**Supplied entries**.
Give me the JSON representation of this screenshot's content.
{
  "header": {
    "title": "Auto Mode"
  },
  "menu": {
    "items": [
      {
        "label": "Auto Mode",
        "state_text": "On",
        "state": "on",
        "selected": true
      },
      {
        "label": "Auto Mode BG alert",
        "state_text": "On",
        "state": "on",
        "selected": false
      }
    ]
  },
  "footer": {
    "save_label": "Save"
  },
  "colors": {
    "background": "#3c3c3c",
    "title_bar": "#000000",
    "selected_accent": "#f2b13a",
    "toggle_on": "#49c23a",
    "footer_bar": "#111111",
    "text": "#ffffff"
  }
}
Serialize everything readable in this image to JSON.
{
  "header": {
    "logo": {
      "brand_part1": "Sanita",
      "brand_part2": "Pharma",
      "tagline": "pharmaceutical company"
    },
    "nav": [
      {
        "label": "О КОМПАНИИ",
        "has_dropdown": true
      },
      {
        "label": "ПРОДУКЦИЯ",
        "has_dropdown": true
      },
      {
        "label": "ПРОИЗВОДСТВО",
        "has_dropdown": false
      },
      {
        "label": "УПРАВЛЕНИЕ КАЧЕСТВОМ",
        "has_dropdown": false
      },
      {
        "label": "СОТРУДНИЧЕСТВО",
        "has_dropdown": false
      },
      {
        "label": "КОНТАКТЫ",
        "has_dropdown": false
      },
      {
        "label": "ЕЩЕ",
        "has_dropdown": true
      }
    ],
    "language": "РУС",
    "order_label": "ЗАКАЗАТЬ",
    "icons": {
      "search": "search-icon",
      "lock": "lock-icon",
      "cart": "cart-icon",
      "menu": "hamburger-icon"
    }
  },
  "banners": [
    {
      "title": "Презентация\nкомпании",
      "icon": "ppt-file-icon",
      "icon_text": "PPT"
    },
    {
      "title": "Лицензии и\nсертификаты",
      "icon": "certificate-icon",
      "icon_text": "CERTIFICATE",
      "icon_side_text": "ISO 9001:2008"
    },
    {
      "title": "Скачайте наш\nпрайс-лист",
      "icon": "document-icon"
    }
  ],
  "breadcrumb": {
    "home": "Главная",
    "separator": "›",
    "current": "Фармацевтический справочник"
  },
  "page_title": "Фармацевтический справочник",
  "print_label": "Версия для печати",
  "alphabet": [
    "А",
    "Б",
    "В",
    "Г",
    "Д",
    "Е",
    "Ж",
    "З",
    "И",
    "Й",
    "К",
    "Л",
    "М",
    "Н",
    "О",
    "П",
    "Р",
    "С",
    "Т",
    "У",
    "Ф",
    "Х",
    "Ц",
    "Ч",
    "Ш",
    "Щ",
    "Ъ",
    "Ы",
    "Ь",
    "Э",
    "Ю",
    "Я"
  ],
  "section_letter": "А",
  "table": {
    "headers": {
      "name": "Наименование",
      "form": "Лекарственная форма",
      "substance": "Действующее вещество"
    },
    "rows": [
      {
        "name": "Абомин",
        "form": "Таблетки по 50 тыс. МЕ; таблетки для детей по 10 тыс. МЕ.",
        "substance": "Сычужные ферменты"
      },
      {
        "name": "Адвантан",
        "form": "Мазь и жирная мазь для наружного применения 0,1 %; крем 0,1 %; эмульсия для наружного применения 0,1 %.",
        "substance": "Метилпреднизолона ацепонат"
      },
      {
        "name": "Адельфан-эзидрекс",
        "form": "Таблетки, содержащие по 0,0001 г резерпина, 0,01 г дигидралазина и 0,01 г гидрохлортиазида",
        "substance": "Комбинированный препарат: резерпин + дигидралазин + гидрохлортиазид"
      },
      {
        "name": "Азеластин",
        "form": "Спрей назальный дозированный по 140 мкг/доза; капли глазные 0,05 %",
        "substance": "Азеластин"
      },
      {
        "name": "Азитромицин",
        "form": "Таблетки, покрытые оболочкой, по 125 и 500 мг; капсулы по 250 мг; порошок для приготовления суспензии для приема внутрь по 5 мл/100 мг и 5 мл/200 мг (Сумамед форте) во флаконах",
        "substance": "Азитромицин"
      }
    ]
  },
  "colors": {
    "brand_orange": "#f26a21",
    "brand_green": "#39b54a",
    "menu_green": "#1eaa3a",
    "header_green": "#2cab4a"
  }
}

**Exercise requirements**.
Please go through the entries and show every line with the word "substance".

**Written answer**.
      "substance": "Действующее вещество"
        "substance": "Сычужные ферменты"
        "substance": "Метилпреднизолона ацепонат"
        "substance": "Комбинированный препарат: резерпин + дигидралазин + гидрохлортиазид"
        "substance": "Азеластин"
        "substance": "Азитромицин"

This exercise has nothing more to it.